Source data: Begin
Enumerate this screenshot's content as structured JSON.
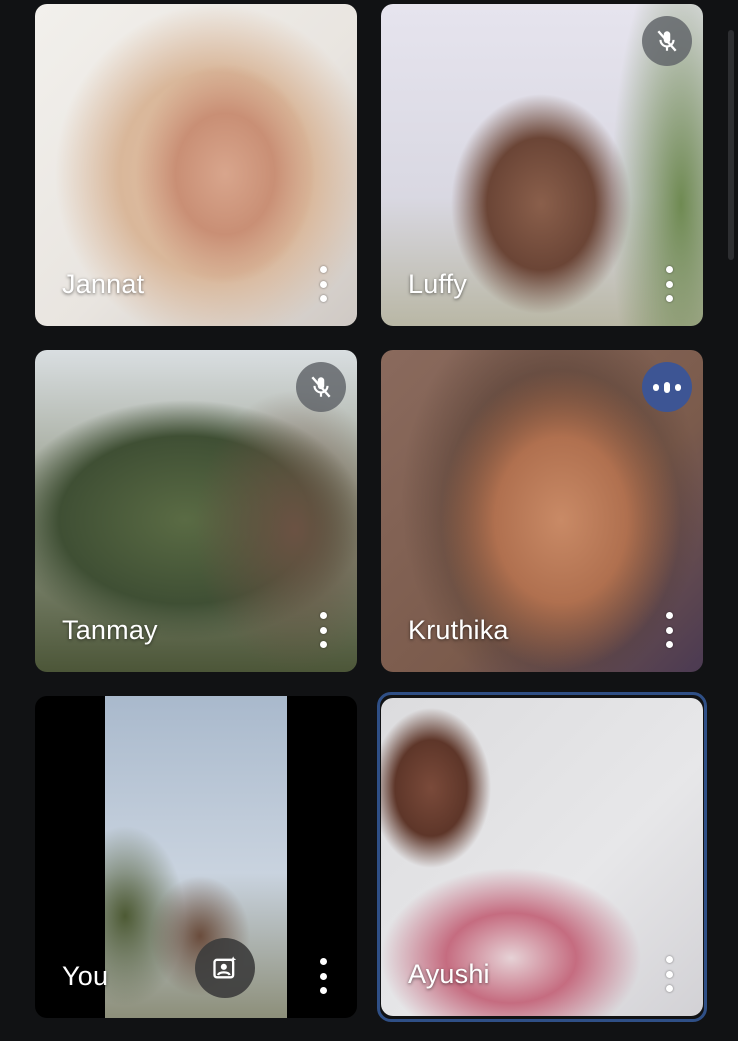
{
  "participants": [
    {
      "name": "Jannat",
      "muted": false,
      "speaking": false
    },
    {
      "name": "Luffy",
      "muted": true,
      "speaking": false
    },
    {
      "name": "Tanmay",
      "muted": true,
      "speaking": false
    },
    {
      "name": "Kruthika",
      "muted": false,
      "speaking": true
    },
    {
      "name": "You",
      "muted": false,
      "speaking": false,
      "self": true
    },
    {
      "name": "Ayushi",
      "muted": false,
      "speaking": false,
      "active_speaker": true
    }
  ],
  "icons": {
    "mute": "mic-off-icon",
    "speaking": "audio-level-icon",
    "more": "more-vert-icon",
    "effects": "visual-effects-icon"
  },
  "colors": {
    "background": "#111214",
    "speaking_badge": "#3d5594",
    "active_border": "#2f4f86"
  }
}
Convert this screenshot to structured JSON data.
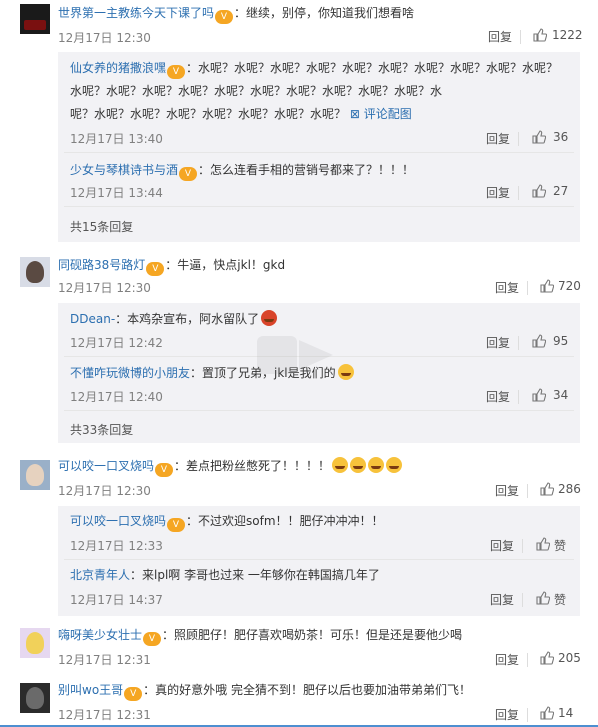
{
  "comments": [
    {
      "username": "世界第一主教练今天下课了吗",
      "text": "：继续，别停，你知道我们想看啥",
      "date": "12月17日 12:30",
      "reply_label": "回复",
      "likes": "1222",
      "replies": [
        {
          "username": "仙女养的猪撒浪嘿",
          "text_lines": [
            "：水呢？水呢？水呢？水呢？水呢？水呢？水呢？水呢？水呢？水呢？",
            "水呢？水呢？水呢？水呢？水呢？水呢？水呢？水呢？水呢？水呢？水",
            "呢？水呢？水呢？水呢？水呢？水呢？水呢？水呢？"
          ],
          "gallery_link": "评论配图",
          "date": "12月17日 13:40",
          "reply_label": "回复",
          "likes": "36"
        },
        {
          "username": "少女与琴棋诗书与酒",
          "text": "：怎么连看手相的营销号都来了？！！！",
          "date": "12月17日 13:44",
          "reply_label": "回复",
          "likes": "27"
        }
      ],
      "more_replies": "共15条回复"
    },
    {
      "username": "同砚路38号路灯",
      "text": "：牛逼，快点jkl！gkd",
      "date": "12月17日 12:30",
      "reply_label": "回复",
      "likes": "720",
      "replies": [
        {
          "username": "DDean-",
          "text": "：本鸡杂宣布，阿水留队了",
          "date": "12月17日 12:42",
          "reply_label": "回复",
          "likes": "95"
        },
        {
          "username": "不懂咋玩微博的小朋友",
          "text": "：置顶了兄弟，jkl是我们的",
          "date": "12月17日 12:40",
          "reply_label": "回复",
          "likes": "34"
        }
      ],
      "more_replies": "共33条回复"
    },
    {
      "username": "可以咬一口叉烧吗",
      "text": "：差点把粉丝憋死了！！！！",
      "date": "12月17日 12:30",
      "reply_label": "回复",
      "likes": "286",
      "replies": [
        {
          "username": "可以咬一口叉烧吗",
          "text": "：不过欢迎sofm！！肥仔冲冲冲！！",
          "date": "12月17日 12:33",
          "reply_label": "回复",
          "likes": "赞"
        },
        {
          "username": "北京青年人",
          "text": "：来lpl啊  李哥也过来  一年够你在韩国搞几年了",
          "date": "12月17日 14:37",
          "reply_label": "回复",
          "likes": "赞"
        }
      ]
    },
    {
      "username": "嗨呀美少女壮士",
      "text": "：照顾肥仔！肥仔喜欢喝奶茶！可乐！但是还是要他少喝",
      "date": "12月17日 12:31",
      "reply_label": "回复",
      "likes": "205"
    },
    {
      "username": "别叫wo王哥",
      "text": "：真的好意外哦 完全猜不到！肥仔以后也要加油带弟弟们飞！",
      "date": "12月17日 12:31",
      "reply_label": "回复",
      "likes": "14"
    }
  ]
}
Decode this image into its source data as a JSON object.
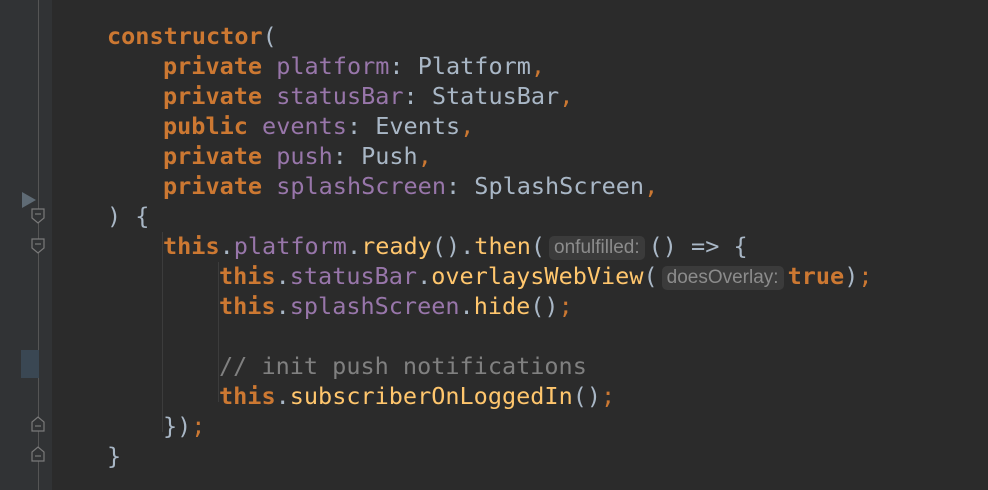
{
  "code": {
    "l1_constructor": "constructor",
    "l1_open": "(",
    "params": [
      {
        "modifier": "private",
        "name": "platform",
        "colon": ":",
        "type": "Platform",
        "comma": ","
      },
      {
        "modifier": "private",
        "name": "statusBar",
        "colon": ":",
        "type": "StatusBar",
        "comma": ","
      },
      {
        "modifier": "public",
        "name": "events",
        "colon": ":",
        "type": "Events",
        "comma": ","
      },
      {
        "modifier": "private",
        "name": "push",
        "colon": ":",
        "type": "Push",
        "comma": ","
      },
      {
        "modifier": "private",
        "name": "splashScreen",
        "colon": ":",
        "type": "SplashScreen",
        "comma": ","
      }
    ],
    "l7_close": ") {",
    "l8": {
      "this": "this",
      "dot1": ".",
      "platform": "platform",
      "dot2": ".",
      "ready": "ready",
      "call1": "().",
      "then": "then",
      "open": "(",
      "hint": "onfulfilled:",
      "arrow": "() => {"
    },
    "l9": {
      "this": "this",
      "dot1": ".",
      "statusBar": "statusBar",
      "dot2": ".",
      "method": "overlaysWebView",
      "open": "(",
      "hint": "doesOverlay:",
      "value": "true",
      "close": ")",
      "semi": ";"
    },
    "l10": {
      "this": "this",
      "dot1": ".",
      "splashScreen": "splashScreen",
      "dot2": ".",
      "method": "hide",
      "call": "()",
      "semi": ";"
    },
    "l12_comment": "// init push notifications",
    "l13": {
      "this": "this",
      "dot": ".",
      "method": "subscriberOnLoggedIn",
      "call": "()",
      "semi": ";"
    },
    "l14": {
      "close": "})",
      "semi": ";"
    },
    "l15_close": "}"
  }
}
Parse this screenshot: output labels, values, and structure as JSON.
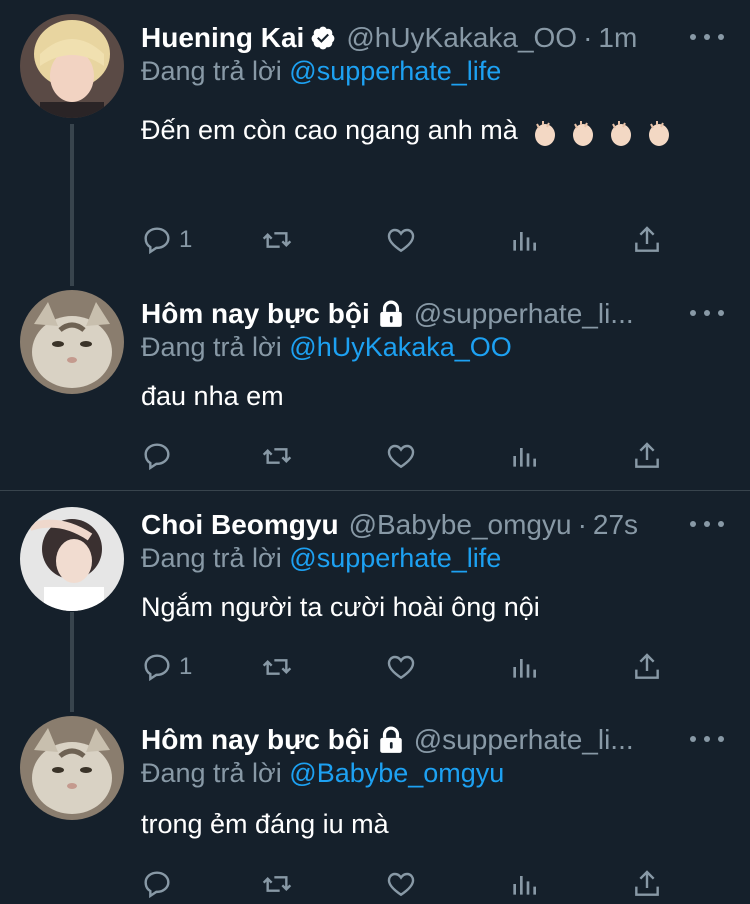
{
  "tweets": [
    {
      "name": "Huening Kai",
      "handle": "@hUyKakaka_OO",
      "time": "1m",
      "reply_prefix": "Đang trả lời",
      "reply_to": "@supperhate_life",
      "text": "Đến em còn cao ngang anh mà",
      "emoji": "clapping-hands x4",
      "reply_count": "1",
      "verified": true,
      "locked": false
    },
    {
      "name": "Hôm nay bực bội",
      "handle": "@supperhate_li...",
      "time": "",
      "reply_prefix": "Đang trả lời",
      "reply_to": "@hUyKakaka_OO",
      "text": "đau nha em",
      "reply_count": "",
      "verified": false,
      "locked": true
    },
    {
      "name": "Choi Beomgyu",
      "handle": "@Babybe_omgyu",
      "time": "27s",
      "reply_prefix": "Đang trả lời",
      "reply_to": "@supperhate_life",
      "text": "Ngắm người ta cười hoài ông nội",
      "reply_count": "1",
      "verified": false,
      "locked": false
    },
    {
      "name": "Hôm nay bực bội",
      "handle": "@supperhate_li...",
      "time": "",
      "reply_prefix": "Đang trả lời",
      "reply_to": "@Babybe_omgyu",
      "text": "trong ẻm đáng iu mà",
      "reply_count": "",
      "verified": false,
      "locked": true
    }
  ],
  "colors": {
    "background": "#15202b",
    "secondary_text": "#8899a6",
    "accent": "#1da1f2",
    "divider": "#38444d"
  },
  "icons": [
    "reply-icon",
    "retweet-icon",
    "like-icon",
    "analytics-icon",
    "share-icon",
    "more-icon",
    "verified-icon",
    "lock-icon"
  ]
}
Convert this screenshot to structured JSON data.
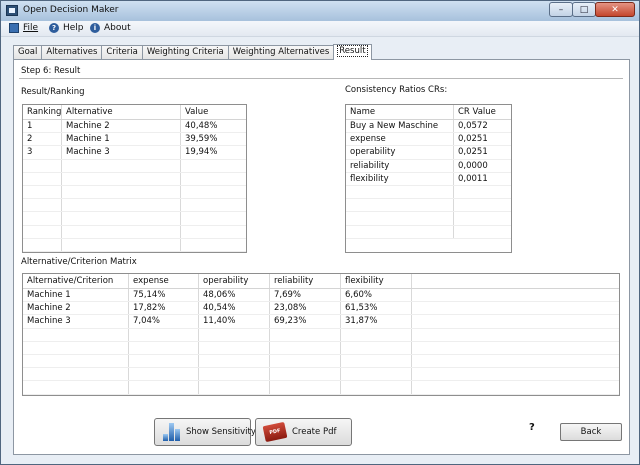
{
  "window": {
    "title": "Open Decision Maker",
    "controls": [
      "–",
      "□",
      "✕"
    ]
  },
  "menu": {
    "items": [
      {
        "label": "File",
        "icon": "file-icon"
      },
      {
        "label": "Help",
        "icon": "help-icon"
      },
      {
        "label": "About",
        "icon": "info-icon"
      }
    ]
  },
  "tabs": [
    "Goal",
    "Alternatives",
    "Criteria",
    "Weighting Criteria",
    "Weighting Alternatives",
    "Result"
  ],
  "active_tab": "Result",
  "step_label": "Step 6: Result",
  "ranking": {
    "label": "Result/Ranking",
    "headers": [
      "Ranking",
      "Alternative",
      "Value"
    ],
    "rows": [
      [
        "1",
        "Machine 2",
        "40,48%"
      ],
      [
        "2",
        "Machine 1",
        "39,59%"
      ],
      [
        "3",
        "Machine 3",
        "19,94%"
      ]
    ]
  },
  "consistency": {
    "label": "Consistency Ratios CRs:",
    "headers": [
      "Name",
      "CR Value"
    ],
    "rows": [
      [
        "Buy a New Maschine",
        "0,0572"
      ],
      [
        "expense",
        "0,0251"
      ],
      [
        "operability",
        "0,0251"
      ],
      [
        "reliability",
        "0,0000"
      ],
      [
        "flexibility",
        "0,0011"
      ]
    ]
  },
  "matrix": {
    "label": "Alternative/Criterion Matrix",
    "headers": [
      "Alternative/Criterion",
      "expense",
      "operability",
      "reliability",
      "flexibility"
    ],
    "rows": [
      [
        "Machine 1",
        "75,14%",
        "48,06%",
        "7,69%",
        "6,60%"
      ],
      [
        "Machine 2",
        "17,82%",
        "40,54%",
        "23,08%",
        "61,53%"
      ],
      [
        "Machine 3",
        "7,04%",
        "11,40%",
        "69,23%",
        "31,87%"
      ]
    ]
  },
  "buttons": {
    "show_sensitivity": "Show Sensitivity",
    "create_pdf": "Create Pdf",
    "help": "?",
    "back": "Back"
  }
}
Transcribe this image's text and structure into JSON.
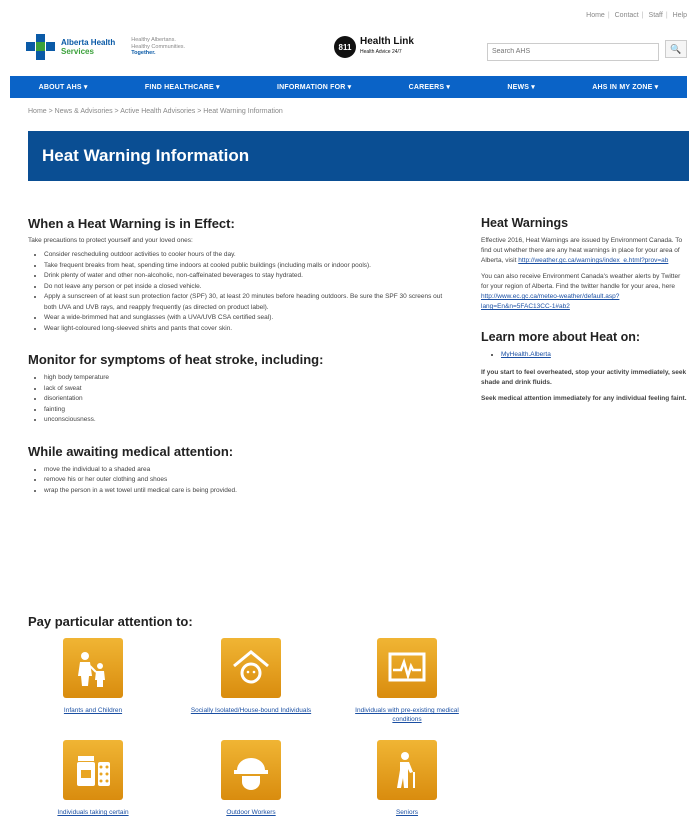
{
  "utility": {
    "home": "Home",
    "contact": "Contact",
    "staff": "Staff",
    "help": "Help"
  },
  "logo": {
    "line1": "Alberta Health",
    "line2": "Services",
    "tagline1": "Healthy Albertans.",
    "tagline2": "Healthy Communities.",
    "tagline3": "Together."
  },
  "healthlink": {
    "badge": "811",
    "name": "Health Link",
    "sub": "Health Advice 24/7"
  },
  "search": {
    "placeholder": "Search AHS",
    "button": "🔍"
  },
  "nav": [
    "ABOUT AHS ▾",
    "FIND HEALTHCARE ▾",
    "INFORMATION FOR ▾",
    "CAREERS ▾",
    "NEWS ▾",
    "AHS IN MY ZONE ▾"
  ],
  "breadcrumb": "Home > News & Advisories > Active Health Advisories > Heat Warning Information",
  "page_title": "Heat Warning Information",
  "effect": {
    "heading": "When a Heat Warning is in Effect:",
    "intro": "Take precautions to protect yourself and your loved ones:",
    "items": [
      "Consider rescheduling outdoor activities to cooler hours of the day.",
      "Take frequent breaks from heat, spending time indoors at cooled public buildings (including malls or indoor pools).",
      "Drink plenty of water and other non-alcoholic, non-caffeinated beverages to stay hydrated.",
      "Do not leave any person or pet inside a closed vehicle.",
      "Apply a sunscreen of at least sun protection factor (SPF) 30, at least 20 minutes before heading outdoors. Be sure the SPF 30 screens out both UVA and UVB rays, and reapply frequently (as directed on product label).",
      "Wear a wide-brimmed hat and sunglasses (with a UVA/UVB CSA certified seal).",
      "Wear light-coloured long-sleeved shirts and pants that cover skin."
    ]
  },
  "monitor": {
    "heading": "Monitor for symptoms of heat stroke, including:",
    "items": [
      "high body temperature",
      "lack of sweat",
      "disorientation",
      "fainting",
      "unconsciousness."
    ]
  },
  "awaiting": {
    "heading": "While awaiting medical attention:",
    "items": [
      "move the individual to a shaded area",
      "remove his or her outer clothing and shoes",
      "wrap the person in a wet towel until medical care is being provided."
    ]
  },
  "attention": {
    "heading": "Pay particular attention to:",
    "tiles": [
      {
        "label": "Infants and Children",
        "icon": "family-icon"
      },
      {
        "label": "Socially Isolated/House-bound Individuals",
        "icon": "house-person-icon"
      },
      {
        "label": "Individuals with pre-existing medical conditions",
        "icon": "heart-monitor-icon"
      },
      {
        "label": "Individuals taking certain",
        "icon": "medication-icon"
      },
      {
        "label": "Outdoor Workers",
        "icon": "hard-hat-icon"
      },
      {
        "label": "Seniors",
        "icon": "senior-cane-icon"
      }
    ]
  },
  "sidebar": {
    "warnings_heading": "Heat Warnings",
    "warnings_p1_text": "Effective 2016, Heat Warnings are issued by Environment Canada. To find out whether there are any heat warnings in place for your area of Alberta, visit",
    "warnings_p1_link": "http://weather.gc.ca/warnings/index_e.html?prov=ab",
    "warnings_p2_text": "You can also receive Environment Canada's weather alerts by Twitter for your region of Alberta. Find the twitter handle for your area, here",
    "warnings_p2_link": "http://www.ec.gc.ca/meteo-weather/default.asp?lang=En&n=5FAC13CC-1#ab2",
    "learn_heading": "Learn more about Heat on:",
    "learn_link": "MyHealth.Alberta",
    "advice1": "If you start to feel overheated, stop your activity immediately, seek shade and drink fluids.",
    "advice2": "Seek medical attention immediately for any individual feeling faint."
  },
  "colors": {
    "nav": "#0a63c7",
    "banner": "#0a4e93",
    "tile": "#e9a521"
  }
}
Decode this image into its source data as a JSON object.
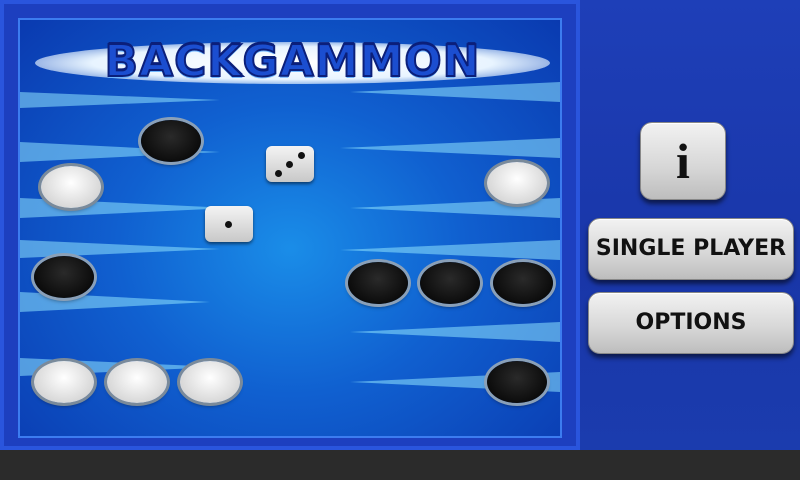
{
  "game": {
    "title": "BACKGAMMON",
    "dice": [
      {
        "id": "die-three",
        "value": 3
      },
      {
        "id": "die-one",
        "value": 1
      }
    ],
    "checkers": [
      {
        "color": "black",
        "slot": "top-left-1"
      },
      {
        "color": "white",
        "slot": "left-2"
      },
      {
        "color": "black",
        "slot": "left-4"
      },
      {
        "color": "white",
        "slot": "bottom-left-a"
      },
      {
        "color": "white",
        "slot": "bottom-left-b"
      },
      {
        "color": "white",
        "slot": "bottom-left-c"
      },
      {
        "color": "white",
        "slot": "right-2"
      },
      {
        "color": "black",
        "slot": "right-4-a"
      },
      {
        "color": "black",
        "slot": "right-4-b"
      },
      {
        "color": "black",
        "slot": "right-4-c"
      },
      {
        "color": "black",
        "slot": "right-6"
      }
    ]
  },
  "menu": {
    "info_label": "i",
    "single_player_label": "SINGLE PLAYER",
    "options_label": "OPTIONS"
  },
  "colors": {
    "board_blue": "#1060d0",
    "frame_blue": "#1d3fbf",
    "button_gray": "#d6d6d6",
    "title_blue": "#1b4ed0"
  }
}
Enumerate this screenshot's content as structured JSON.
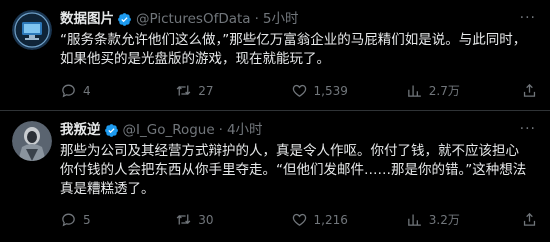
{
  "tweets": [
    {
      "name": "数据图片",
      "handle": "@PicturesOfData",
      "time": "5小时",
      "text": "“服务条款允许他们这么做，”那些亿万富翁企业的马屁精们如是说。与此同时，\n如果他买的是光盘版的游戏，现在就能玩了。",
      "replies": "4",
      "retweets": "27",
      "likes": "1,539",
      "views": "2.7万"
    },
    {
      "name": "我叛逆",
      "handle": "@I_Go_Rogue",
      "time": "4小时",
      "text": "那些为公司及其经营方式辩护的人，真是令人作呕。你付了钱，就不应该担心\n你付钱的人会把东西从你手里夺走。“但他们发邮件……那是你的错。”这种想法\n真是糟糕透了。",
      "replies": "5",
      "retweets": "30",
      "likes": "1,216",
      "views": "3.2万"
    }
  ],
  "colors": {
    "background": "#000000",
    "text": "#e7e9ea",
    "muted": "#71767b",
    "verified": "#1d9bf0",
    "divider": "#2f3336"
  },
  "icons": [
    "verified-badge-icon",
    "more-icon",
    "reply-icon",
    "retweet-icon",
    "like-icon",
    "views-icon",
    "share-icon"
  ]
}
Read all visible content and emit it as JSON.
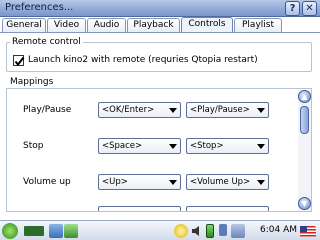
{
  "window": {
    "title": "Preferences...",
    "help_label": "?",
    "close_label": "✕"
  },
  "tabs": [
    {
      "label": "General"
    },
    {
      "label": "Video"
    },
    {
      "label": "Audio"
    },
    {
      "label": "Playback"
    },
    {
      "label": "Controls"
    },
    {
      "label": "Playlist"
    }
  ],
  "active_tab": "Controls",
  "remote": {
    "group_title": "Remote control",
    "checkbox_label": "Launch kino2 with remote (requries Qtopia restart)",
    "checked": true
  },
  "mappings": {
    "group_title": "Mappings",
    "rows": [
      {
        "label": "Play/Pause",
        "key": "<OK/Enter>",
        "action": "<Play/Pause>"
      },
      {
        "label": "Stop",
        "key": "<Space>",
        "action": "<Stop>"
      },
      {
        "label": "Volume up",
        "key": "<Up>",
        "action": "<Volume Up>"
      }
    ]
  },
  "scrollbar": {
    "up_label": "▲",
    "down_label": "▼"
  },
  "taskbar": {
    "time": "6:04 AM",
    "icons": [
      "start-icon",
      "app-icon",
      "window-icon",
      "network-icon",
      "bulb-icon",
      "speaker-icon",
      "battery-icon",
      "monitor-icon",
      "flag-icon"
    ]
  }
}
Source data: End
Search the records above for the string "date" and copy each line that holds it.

      "date": "12月17日 12:30",
          "date": "12月17日 13:40",
          "date": "12月17日 13:44",
      "date": "12月17日 12:30",
          "date": "12月17日 12:42",
          "date": "12月17日 12:40",
      "date": "12月17日 12:30",
          "date": "12月17日 12:33",
          "date": "12月17日 14:37",
      "date": "12月17日 12:31",
      "date": "12月17日 12:31",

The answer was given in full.